Source material:
══════
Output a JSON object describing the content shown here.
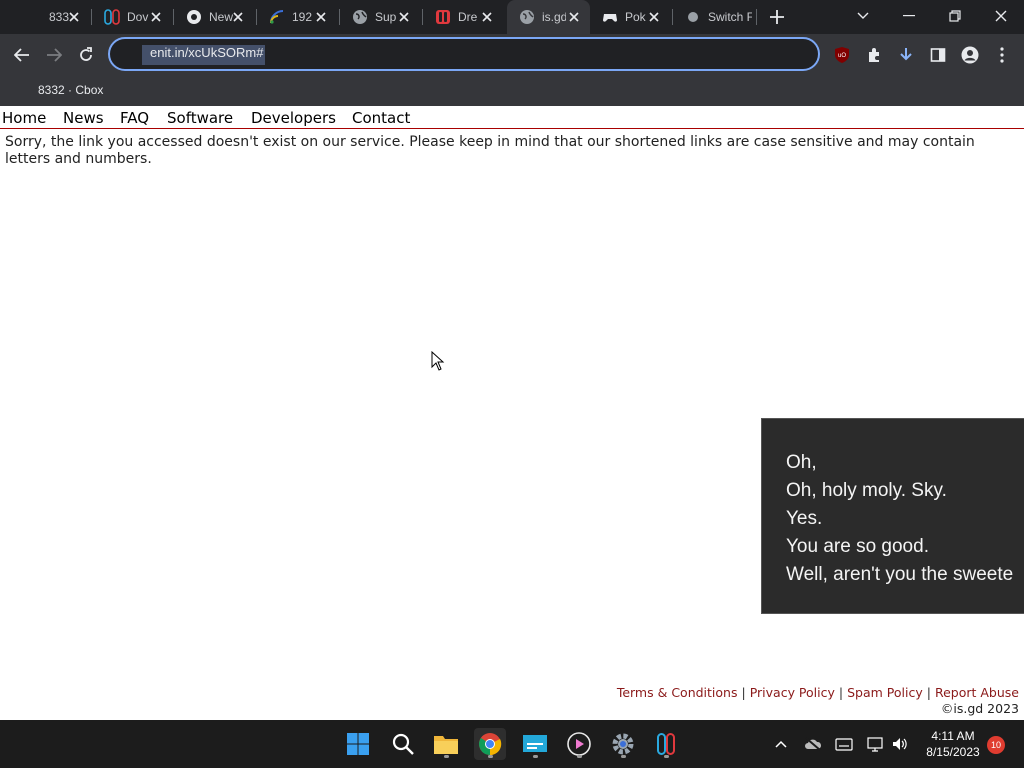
{
  "browser": {
    "tabs": [
      {
        "title": "833",
        "icon": "page-icon"
      },
      {
        "title": "Dov",
        "icon": "switch-logo-icon"
      },
      {
        "title": "New",
        "icon": "chrome-icon"
      },
      {
        "title": "192",
        "icon": "rss-icon"
      },
      {
        "title": "Sup",
        "icon": "globe-icon"
      },
      {
        "title": "Dre",
        "icon": "switch-red-icon"
      },
      {
        "title": "is.gd",
        "icon": "globe-icon"
      },
      {
        "title": "Pok",
        "icon": "gamepad-icon"
      },
      {
        "title": "Switch F",
        "icon": "globe-icon"
      }
    ],
    "active_tab_index": 6,
    "url": "enit.in/xcUkSORm#",
    "bookmarks": [
      {
        "label": "8332 · Cbox"
      }
    ],
    "accent_color": "#7ba7f5"
  },
  "site": {
    "nav": [
      "Home",
      "News",
      "FAQ",
      "Software",
      "Developers",
      "Contact"
    ],
    "message": "Sorry, the link you accessed doesn't exist on our service. Please keep in mind that our shortened links are case sensitive and may contain letters and numbers.",
    "footer_links": [
      "Terms & Conditions",
      "Privacy Policy",
      "Spam Policy",
      "Report Abuse"
    ],
    "footer_separator": "|",
    "copyright": "©is.gd 2023",
    "link_color": "#8b1a1a"
  },
  "captions": {
    "lines": [
      "Oh,",
      "Oh, holy moly. Sky.",
      "Yes.",
      "You are so good.",
      "Well, aren't you the sweete"
    ]
  },
  "taskbar": {
    "apps": [
      "windows-start-icon",
      "search-icon",
      "file-explorer-icon",
      "chrome-icon",
      "screen-app-icon",
      "media-player-icon",
      "settings-icon",
      "switch-app-icon"
    ],
    "time": "4:11 AM",
    "date": "8/15/2023",
    "notifications": "10"
  }
}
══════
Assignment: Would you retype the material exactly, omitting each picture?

Output of the task:
Output a JSON object describing the content shown here.
{
  "browser": {
    "tabs": [
      {
        "title": "833",
        "icon": "page-icon"
      },
      {
        "title": "Dov",
        "icon": "switch-logo-icon"
      },
      {
        "title": "New",
        "icon": "chrome-icon"
      },
      {
        "title": "192",
        "icon": "rss-icon"
      },
      {
        "title": "Sup",
        "icon": "globe-icon"
      },
      {
        "title": "Dre",
        "icon": "switch-red-icon"
      },
      {
        "title": "is.gd",
        "icon": "globe-icon"
      },
      {
        "title": "Pok",
        "icon": "gamepad-icon"
      },
      {
        "title": "Switch F",
        "icon": "globe-icon"
      }
    ],
    "active_tab_index": 6,
    "url": "enit.in/xcUkSORm#",
    "bookmarks": [
      {
        "label": "8332 · Cbox"
      }
    ],
    "accent_color": "#7ba7f5"
  },
  "site": {
    "nav": [
      "Home",
      "News",
      "FAQ",
      "Software",
      "Developers",
      "Contact"
    ],
    "message": "Sorry, the link you accessed doesn't exist on our service. Please keep in mind that our shortened links are case sensitive and may contain letters and numbers.",
    "footer_links": [
      "Terms & Conditions",
      "Privacy Policy",
      "Spam Policy",
      "Report Abuse"
    ],
    "footer_separator": "|",
    "copyright": "©is.gd 2023",
    "link_color": "#8b1a1a"
  },
  "captions": {
    "lines": [
      "Oh,",
      "Oh, holy moly. Sky.",
      "Yes.",
      "You are so good.",
      "Well, aren't you the sweete"
    ]
  },
  "taskbar": {
    "apps": [
      "windows-start-icon",
      "search-icon",
      "file-explorer-icon",
      "chrome-icon",
      "screen-app-icon",
      "media-player-icon",
      "settings-icon",
      "switch-app-icon"
    ],
    "time": "4:11 AM",
    "date": "8/15/2023",
    "notifications": "10"
  }
}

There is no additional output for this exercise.